From Findus lasagnes, Tesco burgers and Asda bolognese to Whitbread, it seems that the horsemeat scandal gets worse every day, as the saga gets even darker and more twisted and new brands become embroiled in the scandal.
The questions of exactly what are we eating continue to persist and it’s enough to turn anyone vegetarian (almost). But as many brands and supermarkets tremble at the prospect of being caught up in “Horse-gate”, there is one skill which is more important than ever at times like this: crisis management.
62% of customers are now using social media for customer service issues and nearly a third use branded social pages on Facebook to ask product questions. Whilst customer service on social media is one thing, and widely used by brands, crisis management is a whole different kettle of fish (or should that be horse?!)

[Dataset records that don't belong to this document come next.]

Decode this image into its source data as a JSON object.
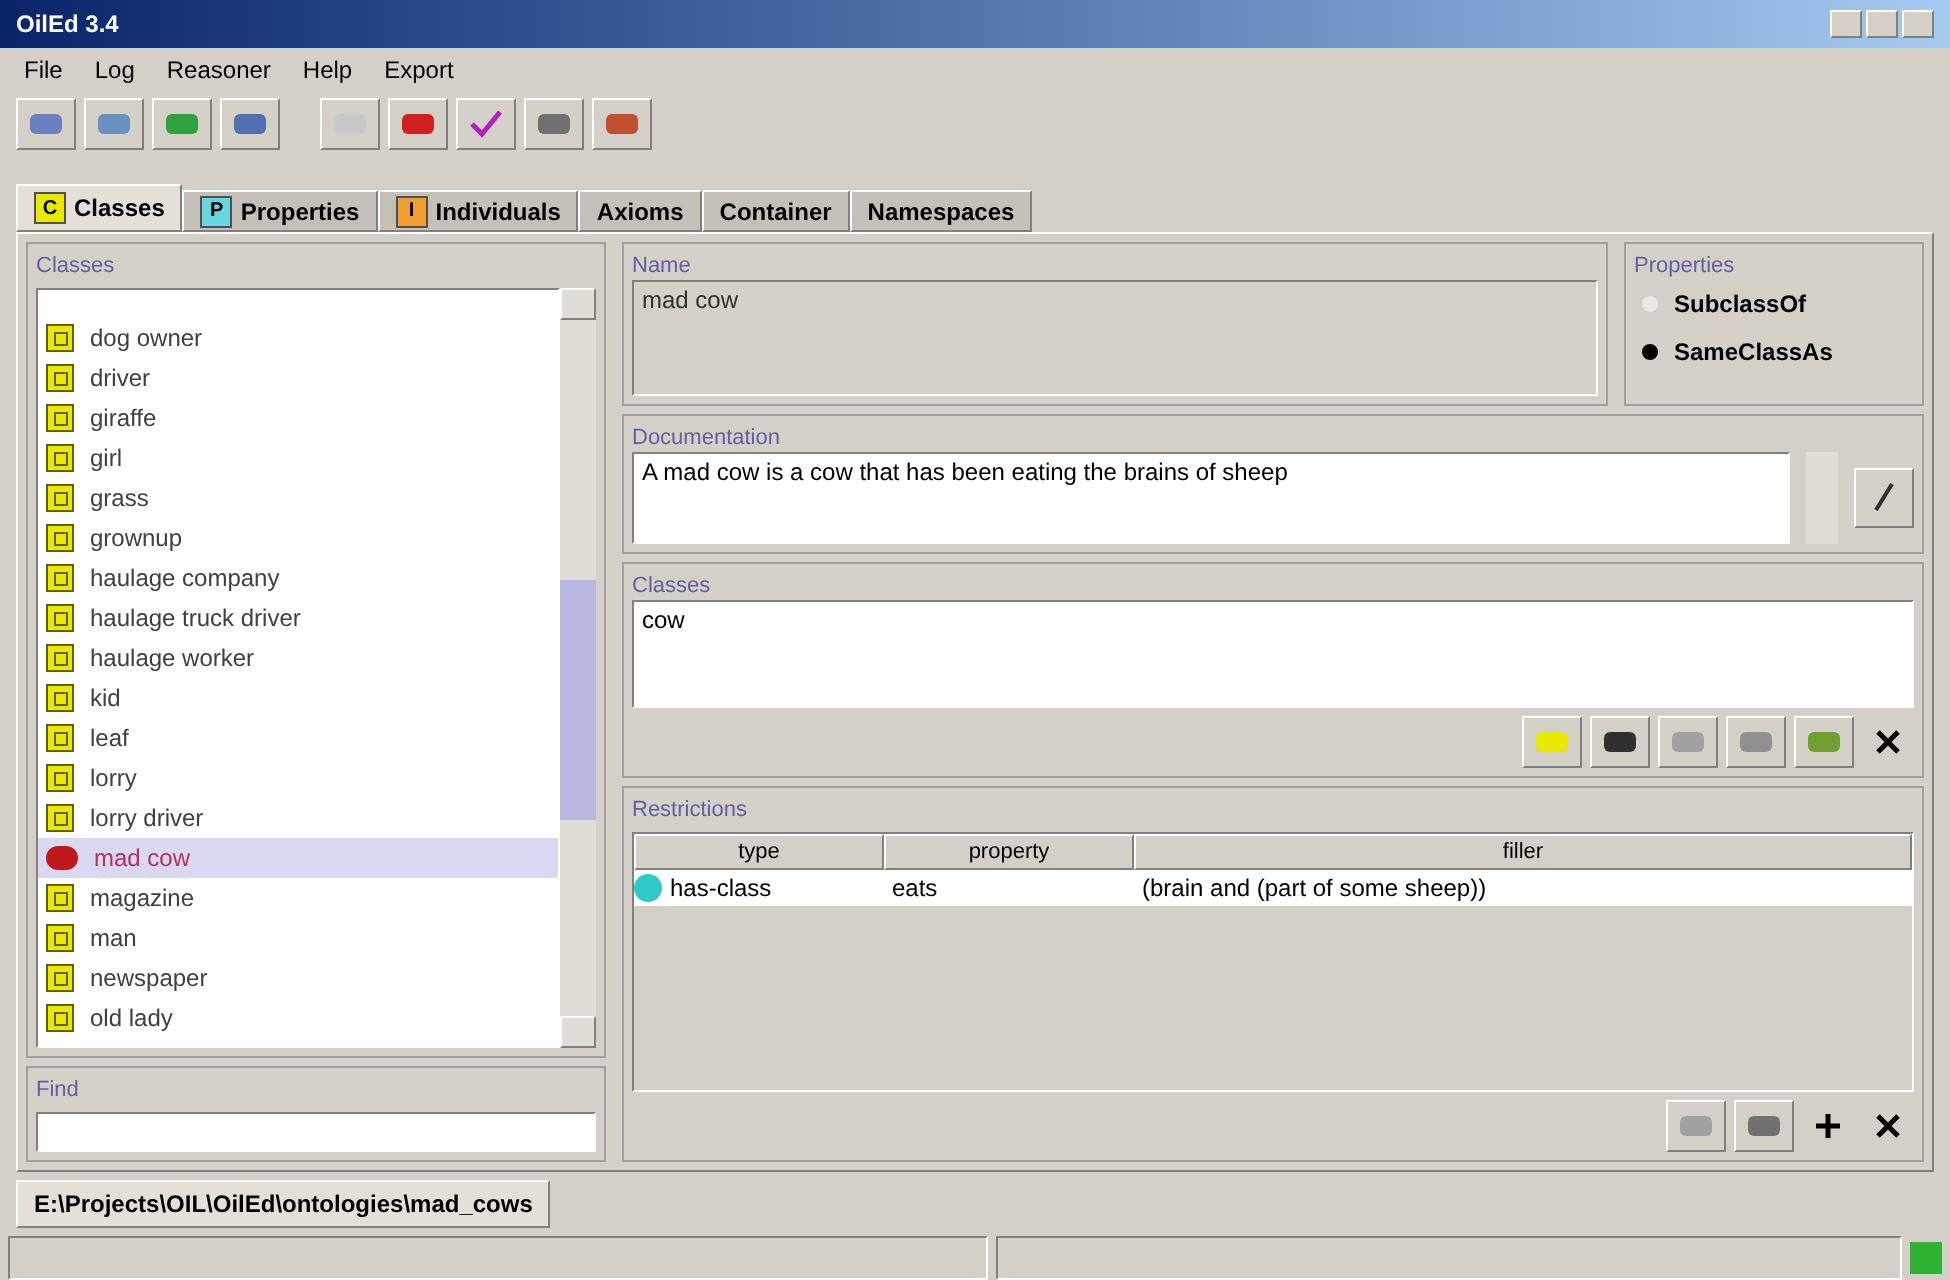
{
  "window": {
    "title": "OilEd 3.4"
  },
  "menu": [
    "File",
    "Log",
    "Reasoner",
    "Help",
    "Export"
  ],
  "tabs": [
    {
      "label": "Classes",
      "icon": "C",
      "color": "#e8e800",
      "selected": true
    },
    {
      "label": "Properties",
      "icon": "P",
      "color": "#66d6e0",
      "selected": false
    },
    {
      "label": "Individuals",
      "icon": "I",
      "color": "#f0a030",
      "selected": false
    },
    {
      "label": "Axioms",
      "selected": false
    },
    {
      "label": "Container",
      "selected": false
    },
    {
      "label": "Namespaces",
      "selected": false
    }
  ],
  "classes_panel": {
    "title": "Classes",
    "items": [
      {
        "label": "dog owner",
        "kind": "primitive",
        "selected": false
      },
      {
        "label": "driver",
        "kind": "primitive",
        "selected": false
      },
      {
        "label": "giraffe",
        "kind": "primitive",
        "selected": false
      },
      {
        "label": "girl",
        "kind": "primitive",
        "selected": false
      },
      {
        "label": "grass",
        "kind": "primitive",
        "selected": false
      },
      {
        "label": "grownup",
        "kind": "primitive",
        "selected": false
      },
      {
        "label": "haulage company",
        "kind": "primitive",
        "selected": false
      },
      {
        "label": "haulage truck driver",
        "kind": "primitive",
        "selected": false
      },
      {
        "label": "haulage worker",
        "kind": "primitive",
        "selected": false
      },
      {
        "label": "kid",
        "kind": "primitive",
        "selected": false
      },
      {
        "label": "leaf",
        "kind": "primitive",
        "selected": false
      },
      {
        "label": "lorry",
        "kind": "primitive",
        "selected": false
      },
      {
        "label": "lorry driver",
        "kind": "primitive",
        "selected": false
      },
      {
        "label": "mad cow",
        "kind": "defined",
        "selected": true
      },
      {
        "label": "magazine",
        "kind": "primitive",
        "selected": false
      },
      {
        "label": "man",
        "kind": "primitive",
        "selected": false
      },
      {
        "label": "newspaper",
        "kind": "primitive",
        "selected": false
      },
      {
        "label": "old lady",
        "kind": "primitive",
        "selected": false
      }
    ],
    "find_label": "Find"
  },
  "name": {
    "title": "Name",
    "value": "mad cow"
  },
  "properties": {
    "title": "Properties",
    "options": [
      {
        "label": "SubclassOf",
        "selected": false
      },
      {
        "label": "SameClassAs",
        "selected": true
      }
    ]
  },
  "documentation": {
    "title": "Documentation",
    "value": "A mad cow is a cow that has been eating the brains of sheep"
  },
  "superclasses": {
    "title": "Classes",
    "value": "cow"
  },
  "restrictions": {
    "title": "Restrictions",
    "columns": [
      "type",
      "property",
      "filler"
    ],
    "rows": [
      {
        "type": "has-class",
        "property": "eats",
        "filler": "(brain and (part of some sheep))"
      }
    ]
  },
  "file_tab": "E:\\Projects\\OIL\\OilEd\\ontologies\\mad_cows"
}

With our 24/7 news cycle and the rise of social media, it is easy to separate brands who have undertaken crisis management training and those who have not. There is nowhere for brands to hide in a crisis, and you need to be proactive and demonstrate the ability to do what is necessary or your reputation runs the risk of being left in tatters.
And that is where Findus unfortunately fell short. Since “Horse-gate” broke, the frozen food manufacturer has shown itself to be massively under-prepared for such as crisis. Findus’ homepage claimed that it uses “only the best ingredients” with a picture of a “beef” lasagne – evidently not. It stayed like that for days (it has since been replaced by a brand message to the crisis), but it doesn’t do much for Findus’ reputation.
Social media was awash with Findus and horse jokes when the story broke, but the lack of presence on social media for the brand doesn’t do it any favours. A Twitter account (@CrispyPancakes1), which has not been updated for over two years, combined with a non-existent Facebook page, has resulted in customers having a lot of anger but nowhere to channel it or receive a response.
This has resulted in a 50 year heritage left in tatters as there was no effective crisis management plan put in place. Findus may have had global sales of $1.5 billion in 2011, but is hard to see how they will be able to shake off the horsemeat scandal easily.
In contrast, Tesco and Waitrose have acted quickly and professionally in the wake of “Horse-gate”, with each supermarket issuing an immediate product recall, providing a spokesperson for the media and communicating their position effectively to customers before being barraged by the views of others.
Waitrose’s open letter from Managing Director Mark Price did well to quell the speculation and put customers at ease, acting before the crisis had a chance to snowball.
What “Horse-gate” has shown us that, apart from checking what you are eating, is that brands need to be prepared for any crisis that could rear its ugly head. Act now, or else your brands’ reputation will lie in tatters and your customers could gallop away…